Investigators Say No Evidence Of Distress Call From Jet That Crashed In Akron
The Federal Aviation Administration and the National Transportation Safety Board are in Akron to begin investigating Tuesday’s plane crash that killed nine people.
Families of victims have begun to arrive in Akron, but it could be days before their loved ones are recovered from the crash site, according to authorities.
The small jet, which intended to land at Akron Fulton Airport, crashed shortly before 3 p.m. Tuesday.
NTSB vice chairwoman Bella Dinh-Zarr said a security camera shows the plane banking to the left before it crashed into a four-unit apartment building.
“We do have evidence that the power lines were clipped. The left wing, in fact, hit the ground and left marks, we call them witness marks," she said. "But we’ll be looking into all the factors to see what may have contributed to this.”
The NTSB explained planes landing at the small Akron Fulton airport communicate with Akron International as they approach to land because Akron Fulton does not have a control tower.
NTSB lead investigator Jim Silliman said investigators interviewed the pilot who successfully landed a plane just before the Hawker H25, carrying seven passengers, crashed.
"The airplane that landed beforehand was on that same frequency; they stated that they did not hear any distress calls or anything of that nature," Silliman said.
The seven passengers and two pilots died. Pebb Enterprises, a Florida real estate company, said its employees were on the chartered flight.
The NTSB reports the plane's cockpit voice recorder has been recovered, and in the coming days investigators will be review everything from the plane’s flight controls to its maintenance records. The planes engines also will be analyzed.

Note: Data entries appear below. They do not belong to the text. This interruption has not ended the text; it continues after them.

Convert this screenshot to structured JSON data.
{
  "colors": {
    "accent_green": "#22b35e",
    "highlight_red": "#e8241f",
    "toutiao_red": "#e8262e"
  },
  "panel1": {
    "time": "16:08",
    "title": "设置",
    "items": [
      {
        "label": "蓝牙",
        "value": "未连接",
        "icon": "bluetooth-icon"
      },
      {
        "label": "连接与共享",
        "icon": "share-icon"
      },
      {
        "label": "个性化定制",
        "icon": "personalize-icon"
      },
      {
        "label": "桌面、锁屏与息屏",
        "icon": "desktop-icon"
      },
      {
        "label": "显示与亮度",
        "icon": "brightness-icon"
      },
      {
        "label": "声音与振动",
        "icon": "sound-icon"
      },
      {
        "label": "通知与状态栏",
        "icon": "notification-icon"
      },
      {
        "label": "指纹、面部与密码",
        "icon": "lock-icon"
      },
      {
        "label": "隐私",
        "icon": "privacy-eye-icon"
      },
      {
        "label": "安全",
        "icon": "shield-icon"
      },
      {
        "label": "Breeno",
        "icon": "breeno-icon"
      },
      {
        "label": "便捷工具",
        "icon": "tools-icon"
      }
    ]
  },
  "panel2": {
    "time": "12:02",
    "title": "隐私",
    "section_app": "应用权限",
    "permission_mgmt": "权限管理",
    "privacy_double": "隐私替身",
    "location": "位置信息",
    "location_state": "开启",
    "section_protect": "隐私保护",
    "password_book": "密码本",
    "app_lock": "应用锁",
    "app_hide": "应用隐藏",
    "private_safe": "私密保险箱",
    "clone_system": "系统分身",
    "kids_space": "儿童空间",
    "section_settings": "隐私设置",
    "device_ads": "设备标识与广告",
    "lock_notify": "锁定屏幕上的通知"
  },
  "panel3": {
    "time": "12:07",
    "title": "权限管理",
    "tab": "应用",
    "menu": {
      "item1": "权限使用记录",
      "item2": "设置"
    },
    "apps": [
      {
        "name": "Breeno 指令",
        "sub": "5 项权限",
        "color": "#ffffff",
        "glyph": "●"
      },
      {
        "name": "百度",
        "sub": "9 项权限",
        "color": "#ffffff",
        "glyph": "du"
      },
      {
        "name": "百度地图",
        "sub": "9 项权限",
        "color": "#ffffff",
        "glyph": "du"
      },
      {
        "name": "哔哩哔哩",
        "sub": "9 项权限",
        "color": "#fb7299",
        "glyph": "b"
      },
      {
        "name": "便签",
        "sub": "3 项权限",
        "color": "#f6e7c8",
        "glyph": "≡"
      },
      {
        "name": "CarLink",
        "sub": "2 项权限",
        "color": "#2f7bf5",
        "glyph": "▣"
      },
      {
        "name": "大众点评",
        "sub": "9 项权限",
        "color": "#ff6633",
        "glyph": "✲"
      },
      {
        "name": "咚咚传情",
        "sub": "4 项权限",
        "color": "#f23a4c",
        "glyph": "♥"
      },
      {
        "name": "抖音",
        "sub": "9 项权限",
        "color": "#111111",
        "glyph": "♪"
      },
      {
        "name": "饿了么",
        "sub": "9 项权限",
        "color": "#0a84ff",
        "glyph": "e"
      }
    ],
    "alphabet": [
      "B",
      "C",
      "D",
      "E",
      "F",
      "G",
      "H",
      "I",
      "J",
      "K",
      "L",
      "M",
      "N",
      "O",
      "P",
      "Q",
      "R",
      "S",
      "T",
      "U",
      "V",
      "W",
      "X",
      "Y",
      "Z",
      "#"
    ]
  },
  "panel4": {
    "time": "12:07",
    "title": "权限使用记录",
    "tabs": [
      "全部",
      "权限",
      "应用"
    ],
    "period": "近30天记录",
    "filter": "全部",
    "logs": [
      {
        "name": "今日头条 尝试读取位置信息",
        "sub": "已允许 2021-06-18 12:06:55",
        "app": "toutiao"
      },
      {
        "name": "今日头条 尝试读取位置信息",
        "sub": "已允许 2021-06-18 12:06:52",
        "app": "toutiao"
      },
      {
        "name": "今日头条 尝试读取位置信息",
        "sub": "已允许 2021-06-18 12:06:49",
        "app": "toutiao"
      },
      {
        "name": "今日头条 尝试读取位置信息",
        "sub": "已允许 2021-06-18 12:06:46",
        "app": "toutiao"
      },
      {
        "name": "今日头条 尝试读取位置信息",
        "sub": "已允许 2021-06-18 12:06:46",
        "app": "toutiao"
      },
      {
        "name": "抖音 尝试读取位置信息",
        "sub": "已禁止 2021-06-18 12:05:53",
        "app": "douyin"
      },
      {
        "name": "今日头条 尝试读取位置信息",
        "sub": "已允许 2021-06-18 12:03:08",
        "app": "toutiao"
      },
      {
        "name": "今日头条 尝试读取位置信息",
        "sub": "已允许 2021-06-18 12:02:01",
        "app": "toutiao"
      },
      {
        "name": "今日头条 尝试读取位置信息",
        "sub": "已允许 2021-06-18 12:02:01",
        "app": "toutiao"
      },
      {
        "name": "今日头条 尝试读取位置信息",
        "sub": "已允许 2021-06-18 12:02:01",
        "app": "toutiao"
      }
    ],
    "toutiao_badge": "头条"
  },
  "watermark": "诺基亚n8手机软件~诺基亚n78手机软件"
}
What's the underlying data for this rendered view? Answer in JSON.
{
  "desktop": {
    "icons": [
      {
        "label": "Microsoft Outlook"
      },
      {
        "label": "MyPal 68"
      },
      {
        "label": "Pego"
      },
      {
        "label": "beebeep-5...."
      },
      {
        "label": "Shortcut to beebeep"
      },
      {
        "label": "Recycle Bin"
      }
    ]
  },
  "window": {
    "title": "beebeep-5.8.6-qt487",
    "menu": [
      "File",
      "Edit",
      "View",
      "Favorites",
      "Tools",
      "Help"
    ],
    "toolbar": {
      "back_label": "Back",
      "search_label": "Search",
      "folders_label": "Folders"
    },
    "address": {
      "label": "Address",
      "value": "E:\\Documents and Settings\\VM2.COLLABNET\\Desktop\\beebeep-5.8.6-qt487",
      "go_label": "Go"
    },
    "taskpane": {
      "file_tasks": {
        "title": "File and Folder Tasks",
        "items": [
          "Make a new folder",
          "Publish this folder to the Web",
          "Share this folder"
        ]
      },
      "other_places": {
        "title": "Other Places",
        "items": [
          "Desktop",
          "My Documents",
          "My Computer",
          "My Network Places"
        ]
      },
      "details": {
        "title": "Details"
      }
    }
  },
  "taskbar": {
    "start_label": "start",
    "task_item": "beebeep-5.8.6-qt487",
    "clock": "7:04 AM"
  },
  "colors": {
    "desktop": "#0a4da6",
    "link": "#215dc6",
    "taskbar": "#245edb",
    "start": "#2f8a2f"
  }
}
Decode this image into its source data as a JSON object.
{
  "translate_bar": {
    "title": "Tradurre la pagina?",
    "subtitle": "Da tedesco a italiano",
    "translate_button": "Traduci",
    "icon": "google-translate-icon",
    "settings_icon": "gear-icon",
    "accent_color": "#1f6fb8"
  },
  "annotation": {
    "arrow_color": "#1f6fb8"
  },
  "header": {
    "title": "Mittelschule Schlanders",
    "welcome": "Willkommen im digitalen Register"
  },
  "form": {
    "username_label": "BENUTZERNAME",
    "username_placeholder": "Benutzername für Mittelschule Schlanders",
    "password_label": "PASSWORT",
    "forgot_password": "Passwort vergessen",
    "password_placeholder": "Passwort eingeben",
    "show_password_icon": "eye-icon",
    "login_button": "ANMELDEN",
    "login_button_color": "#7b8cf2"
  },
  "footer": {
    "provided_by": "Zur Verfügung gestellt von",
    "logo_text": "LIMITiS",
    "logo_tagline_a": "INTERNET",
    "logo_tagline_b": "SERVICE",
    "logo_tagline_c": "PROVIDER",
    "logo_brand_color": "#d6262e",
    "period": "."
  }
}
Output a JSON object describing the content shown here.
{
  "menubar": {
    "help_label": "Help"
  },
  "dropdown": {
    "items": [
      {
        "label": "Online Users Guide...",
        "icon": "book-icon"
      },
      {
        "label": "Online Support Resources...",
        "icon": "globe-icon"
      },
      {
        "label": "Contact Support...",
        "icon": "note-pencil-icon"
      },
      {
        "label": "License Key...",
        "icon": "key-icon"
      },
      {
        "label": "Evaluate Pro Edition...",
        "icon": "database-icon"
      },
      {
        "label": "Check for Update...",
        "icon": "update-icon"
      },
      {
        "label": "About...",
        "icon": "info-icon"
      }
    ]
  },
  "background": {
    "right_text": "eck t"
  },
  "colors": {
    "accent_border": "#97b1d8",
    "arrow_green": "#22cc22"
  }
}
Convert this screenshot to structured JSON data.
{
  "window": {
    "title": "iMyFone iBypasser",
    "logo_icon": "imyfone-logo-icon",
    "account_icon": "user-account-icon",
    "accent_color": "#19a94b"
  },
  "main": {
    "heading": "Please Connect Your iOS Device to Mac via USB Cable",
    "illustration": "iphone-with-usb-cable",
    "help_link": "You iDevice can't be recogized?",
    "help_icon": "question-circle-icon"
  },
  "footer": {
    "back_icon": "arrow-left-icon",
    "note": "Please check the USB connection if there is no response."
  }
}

Ohio Highway Patrol spokesman Bill Haymaker said it will be a lengthy investigation and recovery could take days. A benefit, Haymaker said, is the crash site is considered small and contained.
“The passenger compartment is somewhat intact. It is not a scattered scene. It is heavily burned, and that what lies the problem with the recovery at this point, and that’s why we have the specialists," Haymaker said.
More than 20 anthropologists from Mercyhurst University in Erie, Pennsylvania will help recover the remains from the wreckage.
“They have the skill set necessary to do a very organized recovery," Summit County Medical Examiner Lisa Kohler said.
No one on the ground was injured during the crash. But an apartment building was destroyed and adjacent structures were damaged. Haymaker said about a dozen families were affected.
“The Red Cross is helping assist with those families whether it’s food, clothing and giving them the opportunity to put them up hotels," he said.